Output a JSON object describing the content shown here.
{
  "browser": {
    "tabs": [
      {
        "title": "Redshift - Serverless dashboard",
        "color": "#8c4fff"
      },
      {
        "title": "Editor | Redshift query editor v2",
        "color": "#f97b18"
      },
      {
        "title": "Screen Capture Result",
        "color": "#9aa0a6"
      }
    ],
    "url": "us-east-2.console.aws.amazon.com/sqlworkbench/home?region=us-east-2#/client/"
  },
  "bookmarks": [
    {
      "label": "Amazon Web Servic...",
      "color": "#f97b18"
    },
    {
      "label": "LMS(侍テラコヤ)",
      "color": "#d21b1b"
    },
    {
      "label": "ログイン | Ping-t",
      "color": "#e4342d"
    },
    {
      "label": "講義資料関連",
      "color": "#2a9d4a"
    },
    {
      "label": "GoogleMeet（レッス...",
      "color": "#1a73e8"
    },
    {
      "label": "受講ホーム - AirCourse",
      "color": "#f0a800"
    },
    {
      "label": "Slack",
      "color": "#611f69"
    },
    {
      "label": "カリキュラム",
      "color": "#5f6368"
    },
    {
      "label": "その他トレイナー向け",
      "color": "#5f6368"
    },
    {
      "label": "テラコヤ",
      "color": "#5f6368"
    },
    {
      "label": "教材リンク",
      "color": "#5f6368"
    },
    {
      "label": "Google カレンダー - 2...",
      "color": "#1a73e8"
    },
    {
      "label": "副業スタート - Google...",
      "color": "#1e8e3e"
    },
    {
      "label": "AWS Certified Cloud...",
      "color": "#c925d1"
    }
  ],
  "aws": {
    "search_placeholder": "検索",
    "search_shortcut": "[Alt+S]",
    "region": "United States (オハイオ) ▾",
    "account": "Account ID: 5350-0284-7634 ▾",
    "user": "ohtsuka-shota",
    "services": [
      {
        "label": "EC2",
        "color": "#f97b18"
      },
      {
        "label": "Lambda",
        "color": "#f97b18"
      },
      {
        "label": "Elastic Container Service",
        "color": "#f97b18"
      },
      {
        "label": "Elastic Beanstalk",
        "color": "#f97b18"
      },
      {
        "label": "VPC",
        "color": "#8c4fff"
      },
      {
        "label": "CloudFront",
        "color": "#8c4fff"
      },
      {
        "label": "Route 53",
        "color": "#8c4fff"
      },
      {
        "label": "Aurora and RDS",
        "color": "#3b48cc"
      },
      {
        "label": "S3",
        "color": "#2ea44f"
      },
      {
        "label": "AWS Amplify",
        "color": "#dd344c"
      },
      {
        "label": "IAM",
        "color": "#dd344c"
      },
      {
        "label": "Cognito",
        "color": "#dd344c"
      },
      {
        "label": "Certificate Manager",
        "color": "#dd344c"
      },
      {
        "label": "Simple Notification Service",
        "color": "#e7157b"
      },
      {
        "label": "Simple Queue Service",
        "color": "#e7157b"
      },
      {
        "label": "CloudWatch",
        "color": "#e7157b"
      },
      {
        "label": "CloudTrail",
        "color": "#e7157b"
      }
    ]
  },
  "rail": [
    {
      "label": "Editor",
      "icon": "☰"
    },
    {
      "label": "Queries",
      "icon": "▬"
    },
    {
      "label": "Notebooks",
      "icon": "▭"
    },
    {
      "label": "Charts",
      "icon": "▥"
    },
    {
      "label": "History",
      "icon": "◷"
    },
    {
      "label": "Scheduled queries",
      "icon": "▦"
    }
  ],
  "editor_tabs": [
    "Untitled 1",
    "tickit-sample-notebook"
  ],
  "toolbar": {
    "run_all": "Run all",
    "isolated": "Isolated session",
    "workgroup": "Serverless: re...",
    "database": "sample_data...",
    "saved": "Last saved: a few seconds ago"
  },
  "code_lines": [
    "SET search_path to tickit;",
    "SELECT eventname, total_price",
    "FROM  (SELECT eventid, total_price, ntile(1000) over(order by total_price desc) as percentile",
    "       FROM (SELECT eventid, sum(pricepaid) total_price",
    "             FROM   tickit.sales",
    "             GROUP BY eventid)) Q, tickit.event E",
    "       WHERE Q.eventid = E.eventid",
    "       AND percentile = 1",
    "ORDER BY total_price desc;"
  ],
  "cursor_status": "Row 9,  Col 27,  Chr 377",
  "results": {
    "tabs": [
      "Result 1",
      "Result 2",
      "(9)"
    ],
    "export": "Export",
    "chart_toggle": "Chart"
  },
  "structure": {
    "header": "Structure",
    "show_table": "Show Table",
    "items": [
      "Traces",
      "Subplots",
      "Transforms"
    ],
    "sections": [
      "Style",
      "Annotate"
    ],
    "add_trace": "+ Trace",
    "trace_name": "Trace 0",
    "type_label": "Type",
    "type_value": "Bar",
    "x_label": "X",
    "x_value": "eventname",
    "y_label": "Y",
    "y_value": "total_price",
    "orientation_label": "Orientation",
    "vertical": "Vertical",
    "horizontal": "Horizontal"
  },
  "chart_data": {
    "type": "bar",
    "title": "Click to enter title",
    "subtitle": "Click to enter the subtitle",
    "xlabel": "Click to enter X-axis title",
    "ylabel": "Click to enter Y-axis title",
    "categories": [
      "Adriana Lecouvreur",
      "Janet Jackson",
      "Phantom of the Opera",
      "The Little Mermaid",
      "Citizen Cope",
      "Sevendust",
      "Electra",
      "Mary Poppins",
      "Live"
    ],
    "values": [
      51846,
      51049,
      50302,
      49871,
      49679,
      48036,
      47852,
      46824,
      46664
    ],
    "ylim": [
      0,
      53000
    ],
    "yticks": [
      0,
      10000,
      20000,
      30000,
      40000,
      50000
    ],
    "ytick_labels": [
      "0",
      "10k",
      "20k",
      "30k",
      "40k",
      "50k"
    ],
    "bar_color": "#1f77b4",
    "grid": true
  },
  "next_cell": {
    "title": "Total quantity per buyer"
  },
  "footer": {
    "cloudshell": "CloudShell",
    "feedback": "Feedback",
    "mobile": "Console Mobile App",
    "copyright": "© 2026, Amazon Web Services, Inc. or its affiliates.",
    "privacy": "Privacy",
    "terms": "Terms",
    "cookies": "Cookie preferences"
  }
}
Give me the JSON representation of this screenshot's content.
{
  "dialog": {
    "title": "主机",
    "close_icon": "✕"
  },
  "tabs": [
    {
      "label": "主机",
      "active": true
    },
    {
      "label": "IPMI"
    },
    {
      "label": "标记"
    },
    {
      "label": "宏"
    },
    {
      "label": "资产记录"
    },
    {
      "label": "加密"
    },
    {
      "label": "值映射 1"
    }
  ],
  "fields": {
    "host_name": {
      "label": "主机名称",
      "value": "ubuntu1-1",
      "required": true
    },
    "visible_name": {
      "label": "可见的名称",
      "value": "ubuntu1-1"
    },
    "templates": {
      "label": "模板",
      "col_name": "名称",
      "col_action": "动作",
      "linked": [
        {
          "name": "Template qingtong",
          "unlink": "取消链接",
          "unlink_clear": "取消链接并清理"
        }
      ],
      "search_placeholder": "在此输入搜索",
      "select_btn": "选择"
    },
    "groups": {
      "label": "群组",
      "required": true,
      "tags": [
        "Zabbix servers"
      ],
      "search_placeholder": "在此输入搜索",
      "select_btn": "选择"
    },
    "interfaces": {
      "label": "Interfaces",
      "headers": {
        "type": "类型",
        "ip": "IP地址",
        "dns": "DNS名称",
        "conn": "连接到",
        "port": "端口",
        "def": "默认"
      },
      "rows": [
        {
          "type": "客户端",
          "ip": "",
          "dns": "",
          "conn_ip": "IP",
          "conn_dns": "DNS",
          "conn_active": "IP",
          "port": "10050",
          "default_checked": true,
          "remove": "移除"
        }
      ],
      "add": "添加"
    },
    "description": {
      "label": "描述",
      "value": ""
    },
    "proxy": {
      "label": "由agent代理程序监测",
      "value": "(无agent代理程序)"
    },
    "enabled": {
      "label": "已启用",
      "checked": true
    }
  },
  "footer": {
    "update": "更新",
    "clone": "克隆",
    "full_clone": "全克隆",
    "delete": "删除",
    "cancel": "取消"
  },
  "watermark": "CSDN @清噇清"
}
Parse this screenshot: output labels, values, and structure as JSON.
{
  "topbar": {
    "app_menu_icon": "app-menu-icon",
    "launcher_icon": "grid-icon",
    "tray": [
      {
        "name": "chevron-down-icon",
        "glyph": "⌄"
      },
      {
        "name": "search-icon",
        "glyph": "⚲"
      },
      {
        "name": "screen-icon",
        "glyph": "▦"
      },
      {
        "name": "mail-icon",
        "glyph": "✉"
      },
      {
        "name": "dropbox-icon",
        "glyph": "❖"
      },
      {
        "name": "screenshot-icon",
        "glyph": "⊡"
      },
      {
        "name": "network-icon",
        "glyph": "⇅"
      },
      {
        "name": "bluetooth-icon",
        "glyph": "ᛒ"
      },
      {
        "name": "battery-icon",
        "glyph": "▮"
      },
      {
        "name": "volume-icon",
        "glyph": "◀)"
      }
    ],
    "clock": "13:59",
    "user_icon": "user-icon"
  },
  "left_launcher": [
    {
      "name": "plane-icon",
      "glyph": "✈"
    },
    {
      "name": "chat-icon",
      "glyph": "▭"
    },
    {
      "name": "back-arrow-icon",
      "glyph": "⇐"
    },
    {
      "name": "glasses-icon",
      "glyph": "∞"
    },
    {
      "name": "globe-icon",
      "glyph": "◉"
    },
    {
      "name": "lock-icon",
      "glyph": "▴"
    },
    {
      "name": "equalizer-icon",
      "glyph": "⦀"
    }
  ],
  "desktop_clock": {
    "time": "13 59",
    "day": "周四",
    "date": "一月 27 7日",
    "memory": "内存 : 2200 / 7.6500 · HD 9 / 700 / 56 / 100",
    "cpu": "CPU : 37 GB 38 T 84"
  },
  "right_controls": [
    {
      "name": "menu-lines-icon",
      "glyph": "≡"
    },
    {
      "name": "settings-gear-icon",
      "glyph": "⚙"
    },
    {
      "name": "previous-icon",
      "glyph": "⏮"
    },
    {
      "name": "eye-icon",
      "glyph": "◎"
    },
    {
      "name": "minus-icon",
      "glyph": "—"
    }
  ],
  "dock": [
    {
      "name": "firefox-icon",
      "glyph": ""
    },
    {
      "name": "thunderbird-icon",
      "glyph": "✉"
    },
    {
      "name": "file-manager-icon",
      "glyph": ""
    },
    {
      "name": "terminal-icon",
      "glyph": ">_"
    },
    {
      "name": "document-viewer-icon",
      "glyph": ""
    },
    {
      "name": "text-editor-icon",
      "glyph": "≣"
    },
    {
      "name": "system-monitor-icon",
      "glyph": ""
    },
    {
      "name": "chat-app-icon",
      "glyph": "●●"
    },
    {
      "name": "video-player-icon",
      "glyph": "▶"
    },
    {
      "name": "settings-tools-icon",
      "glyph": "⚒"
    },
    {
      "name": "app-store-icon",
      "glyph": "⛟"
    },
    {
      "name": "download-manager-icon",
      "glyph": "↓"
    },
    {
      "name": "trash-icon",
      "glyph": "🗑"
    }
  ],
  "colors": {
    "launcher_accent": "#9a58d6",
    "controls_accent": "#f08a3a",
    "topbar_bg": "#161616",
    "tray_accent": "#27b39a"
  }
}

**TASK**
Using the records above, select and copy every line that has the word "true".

**RESPONSE**
    "grid": true
      "active": true
      "required": true
      "required": true,
          "default_checked": true,
      "checked": true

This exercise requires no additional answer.